(Items from an interface collection)
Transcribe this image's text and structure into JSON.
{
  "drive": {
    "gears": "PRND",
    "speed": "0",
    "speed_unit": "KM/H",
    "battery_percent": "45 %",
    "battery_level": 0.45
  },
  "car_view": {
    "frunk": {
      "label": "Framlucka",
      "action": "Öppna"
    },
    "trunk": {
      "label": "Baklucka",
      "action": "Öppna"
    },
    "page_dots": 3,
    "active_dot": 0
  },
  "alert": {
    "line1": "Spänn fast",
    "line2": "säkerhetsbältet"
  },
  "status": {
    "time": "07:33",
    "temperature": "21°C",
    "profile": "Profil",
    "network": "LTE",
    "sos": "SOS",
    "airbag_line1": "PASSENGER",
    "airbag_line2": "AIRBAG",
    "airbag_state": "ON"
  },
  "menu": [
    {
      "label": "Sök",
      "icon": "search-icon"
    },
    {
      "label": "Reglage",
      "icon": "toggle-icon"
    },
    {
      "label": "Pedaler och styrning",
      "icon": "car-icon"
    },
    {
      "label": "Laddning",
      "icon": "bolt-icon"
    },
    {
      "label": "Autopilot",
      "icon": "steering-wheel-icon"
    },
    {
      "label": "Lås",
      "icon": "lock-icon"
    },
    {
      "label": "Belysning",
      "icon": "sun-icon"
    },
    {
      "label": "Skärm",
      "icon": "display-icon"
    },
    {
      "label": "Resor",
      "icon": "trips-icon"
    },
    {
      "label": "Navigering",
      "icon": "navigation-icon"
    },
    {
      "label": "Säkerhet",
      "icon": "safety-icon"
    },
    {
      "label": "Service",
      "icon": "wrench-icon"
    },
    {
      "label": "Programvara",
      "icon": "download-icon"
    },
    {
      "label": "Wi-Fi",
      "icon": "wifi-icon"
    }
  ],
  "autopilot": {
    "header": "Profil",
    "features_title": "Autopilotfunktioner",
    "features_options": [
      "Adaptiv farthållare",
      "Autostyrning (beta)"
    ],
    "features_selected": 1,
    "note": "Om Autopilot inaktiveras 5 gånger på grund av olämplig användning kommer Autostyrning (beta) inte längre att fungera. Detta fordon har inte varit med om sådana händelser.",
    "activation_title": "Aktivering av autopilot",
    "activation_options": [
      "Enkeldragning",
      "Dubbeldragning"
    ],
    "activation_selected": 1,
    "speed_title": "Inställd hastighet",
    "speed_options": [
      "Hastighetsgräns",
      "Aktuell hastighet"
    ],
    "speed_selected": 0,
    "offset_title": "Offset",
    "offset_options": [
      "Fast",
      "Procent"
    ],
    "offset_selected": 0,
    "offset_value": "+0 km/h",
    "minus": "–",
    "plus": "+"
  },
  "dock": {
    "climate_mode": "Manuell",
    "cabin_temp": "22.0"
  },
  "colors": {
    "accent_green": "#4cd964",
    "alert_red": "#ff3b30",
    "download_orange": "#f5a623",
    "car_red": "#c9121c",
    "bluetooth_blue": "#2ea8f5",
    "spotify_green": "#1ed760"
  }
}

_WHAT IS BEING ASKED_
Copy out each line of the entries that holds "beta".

_SOLUTION_
      "Autostyrning (beta)"
    "note": "Om Autopilot inaktiveras 5 gånger på grund av olämplig användning kommer Autostyrning (beta) inte längre att fungera. Detta fordon har inte varit med om sådana händelser.",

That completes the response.